Hamid Karzai has stated that the rise of the Islamic State of Iraq and Syria (ISIS) terrorist group in Afghanistan could threaten neighboring Russia and China if the group is able to gain a strong foothold in the country.
Afghanistan’s torrid history
Afghanistan has, of course, been a focus of foreign policy for both the United States and the former Soviet Union for many years. It is widely considered that the Soviet policy of invading Afghanistan at the end of the 1970s played a significant role in the ultimate breakup of the Soviet Union.
Then the United States made Afghanistan a central theater of the War on Terror, after the country was identified as a possible hiding place of Osama bin Laden. Although the prevailing Taliban regime in Afghanistan denied that they had any form of contact with bin Laden, and also that he was resident in the country, the United States nonetheless engaged in a military intervention which has lasted over a decade.
Regardless of the veracity or otherwise of these initial claims, there is little doubt that the war in Afghanistan has continued for much longer than was originally intended. Indeed, the appetite of the American public for this intervention in a land which apparently has little to do with them must be wearing a little thin. This is particularly catalyzed by the fact that United States continues its military manoeuvres in Iraq, a country which has bore witness to a war that few people wanted in the first place, and which has since been established as almost universally unpopular.
It is before the backdrop of this that Karzai’s comments must be viewed, but the former Afghanistan President is nonetheless adamant that the prospect of the murderous ISIS gaining a foothold in the country is a chilling one. Speaking to the RT television network, Karzai stated that ISIS is alien in nature to Afghanistan, and that if it is able to acquire a prominent position within the nation that it could cause significant instability.
Karzai’s veiled comments on Afghanistan
Karzai also made accusations which seemed to link foreign forces with the ISIS terrorist organization. By stating that ISIS is foreign in nature to Afghanistan, Karzai also indicated that a rise of the group within the region could indicate support and interference from foreign-backed forces. Karzai stated that this would be an explicit attempt to destabilize the region, particularly Central Asia, China and Russia. Karzai was not entirely clear what he meant by these veiled accusations, but it was certainly intended to represent something of a threat to Russia and China.
It is significant that the comments made by Karzai are aimed at Russia and China, as the two nations form the backbone of a prominent power bloc which is gaining international recognition. The BRIC nations have a clear remit to oppose the traditional old word order orthodoxy of the Anglo-American, EU-NATO consensus.
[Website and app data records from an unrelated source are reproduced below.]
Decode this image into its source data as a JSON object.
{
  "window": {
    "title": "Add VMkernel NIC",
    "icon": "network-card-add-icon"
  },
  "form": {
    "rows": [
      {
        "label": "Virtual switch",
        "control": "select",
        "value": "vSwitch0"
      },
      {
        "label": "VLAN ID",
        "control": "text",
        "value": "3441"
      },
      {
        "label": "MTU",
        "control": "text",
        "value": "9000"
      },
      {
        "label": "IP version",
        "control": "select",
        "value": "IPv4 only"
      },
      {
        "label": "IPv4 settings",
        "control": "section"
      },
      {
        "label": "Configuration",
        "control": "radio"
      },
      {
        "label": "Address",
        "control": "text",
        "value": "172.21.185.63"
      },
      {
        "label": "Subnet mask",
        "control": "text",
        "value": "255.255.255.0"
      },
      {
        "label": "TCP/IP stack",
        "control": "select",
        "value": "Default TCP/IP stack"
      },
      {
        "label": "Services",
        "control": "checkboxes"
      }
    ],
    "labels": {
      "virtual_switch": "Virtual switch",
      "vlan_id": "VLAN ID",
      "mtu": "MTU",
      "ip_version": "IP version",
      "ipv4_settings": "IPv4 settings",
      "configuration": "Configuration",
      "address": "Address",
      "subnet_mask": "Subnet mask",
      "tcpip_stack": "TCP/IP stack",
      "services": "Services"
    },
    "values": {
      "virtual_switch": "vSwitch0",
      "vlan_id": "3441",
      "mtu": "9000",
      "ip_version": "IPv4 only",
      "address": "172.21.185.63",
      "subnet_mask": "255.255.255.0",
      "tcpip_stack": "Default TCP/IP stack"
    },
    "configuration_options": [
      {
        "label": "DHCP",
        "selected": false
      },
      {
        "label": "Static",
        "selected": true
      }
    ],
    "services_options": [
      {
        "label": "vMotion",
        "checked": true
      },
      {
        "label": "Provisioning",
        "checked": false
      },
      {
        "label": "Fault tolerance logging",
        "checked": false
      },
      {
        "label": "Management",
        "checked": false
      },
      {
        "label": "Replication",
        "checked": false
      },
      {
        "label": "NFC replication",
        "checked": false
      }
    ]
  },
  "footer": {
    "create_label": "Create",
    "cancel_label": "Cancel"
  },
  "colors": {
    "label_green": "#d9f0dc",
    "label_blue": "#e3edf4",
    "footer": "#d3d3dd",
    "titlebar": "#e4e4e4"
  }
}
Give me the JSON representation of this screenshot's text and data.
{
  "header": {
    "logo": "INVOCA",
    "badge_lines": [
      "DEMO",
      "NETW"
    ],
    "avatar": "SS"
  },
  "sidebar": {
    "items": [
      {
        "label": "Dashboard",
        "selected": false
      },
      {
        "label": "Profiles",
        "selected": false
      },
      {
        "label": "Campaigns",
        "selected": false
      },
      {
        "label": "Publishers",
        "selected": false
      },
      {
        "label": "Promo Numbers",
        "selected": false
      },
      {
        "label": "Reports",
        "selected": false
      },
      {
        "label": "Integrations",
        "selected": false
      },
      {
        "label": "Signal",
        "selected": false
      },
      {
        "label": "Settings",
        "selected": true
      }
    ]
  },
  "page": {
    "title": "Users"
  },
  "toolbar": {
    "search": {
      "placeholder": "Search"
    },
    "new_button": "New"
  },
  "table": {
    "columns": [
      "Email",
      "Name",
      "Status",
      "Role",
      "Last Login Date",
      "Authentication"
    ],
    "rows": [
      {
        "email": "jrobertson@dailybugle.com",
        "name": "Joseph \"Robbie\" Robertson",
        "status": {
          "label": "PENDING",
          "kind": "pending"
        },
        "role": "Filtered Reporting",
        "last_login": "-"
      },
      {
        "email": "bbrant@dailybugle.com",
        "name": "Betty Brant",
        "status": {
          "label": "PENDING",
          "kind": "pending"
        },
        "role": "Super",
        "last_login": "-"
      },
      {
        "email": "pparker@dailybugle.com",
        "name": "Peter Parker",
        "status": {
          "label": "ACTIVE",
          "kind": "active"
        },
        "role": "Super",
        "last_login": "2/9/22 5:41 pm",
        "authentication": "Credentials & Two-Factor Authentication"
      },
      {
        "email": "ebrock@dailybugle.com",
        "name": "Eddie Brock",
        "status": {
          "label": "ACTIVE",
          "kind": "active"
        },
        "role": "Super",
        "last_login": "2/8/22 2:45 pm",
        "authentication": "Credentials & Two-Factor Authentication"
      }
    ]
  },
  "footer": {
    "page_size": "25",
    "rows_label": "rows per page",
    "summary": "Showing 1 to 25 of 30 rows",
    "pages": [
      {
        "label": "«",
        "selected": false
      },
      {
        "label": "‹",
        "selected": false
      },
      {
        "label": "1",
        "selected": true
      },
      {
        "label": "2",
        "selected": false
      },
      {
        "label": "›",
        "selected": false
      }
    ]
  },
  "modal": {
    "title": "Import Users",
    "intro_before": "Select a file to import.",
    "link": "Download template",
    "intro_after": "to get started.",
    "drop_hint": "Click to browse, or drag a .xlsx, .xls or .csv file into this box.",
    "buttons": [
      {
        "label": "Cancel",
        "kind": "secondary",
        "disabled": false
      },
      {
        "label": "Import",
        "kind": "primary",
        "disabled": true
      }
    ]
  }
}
While the BRIC nations have hitherto been unable to undermine the dominant position of the traditional power structure, it is proposed that in the future the nations involved will be able to have a significant influence. According to the IMF, China has now exceeded the United States as the country on the planet with the largest gross domestic product, and the growth of the Chinese economy has been stratospheric in recent years.
By partnering with other nations such as Russia, Brazil and India, China hopes to create a new power bloc of countries which have numerous resource, energy and other advantages that will provide it with a strong bargaining position in the world. Central to the ethos of the BRICs, and the group’s modus operandi, is the opportunity for countries which comprise the group to play a more central role in international economic entities and architecture, such as the International Monetary Fund and World Bank.
Should the BRICs be denied a more central role in the architecture which was set up after the infamous Bretton Woods agreement, then Russia and China could instead decide to set up its own central bank. Indeed, this prospect has been previously reported, and it is also suggested that the BRIC nations are rapidly acquiring gold in order to both hedge against currency wars in the future and possibly as a means of introducing a gold-backed currency. The latter of these notions seems rather speculative, but what is certain is that Russia, China and India continue to accumulate gold at rapid rates.
Russia and China exclusion
The exclusion of Russia and China from the theater of international affairs is quite succinctly illustrated this very week. Russian and Chinese delegates are conspicuous by their absence at the ultra-secretive Bilderberg conference, while the G-7 meeting of Nations is naturally taking place without any Russian or Chinese representatives.
As US foreign policy continues to focus on well-established targets, it is clear that Russia and China could be sucked into these issues. Karzai is pointedly establishing a demarcation between the two existing groups, and warning Russia and China regarding their future conduct. It is a geopolitical theme which will become increasingly prominent in the coming years and decades.
ISIS to fund operations through drugs
Meanwhile, as ISIS continues to expand, it has been asserted that the organisation wishes to fund its operations in the wider world by gaining access to the drugs market. Opium is the major product of Afghanistan, and it has even been suggested previously that that United States has turned a blind eye to the cultivation of this product while operating in Afghanistan. Indeed, this was reported by Fox News.
Regardless of the accuracy of Karzai’s comments, there is little doubt that Afghanistan will remain a geopolitical chessboard for the foreseeable future, and that tension between Russia, China and that traditional Anglo-American empire will continue for many years to come.